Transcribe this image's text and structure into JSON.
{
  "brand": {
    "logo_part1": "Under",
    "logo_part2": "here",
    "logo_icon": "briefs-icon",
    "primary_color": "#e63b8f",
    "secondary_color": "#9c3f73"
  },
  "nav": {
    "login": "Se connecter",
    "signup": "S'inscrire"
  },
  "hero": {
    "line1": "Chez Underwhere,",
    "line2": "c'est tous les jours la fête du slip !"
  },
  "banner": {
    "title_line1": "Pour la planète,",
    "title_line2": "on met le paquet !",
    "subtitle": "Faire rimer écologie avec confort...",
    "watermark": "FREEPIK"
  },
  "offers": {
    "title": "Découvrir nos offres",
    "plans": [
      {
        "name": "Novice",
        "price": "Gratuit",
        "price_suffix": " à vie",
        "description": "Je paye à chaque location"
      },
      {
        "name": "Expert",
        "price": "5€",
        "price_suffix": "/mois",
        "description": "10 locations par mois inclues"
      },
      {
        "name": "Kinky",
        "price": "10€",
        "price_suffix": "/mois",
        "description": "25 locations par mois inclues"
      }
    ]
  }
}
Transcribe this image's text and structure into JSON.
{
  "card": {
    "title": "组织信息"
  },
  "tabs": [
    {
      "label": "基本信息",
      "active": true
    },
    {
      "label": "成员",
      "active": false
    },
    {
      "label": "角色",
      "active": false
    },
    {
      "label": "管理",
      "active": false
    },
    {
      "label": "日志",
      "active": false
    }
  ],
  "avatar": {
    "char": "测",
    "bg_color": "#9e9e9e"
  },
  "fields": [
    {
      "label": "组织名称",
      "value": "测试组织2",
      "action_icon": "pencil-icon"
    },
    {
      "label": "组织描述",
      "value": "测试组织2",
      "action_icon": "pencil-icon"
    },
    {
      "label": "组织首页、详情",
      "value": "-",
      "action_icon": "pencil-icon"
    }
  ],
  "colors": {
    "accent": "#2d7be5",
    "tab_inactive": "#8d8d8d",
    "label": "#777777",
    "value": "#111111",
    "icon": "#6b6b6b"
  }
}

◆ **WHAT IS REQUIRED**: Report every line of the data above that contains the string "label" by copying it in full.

◆ **EXERCISE RESPONSE**:
      "label": "基本信息",
      "label": "成员",
      "label": "角色",
      "label": "管理",
      "label": "日志",
      "label": "组织名称",
      "label": "组织描述",
      "label": "组织首页、详情",
    "label": "#777777",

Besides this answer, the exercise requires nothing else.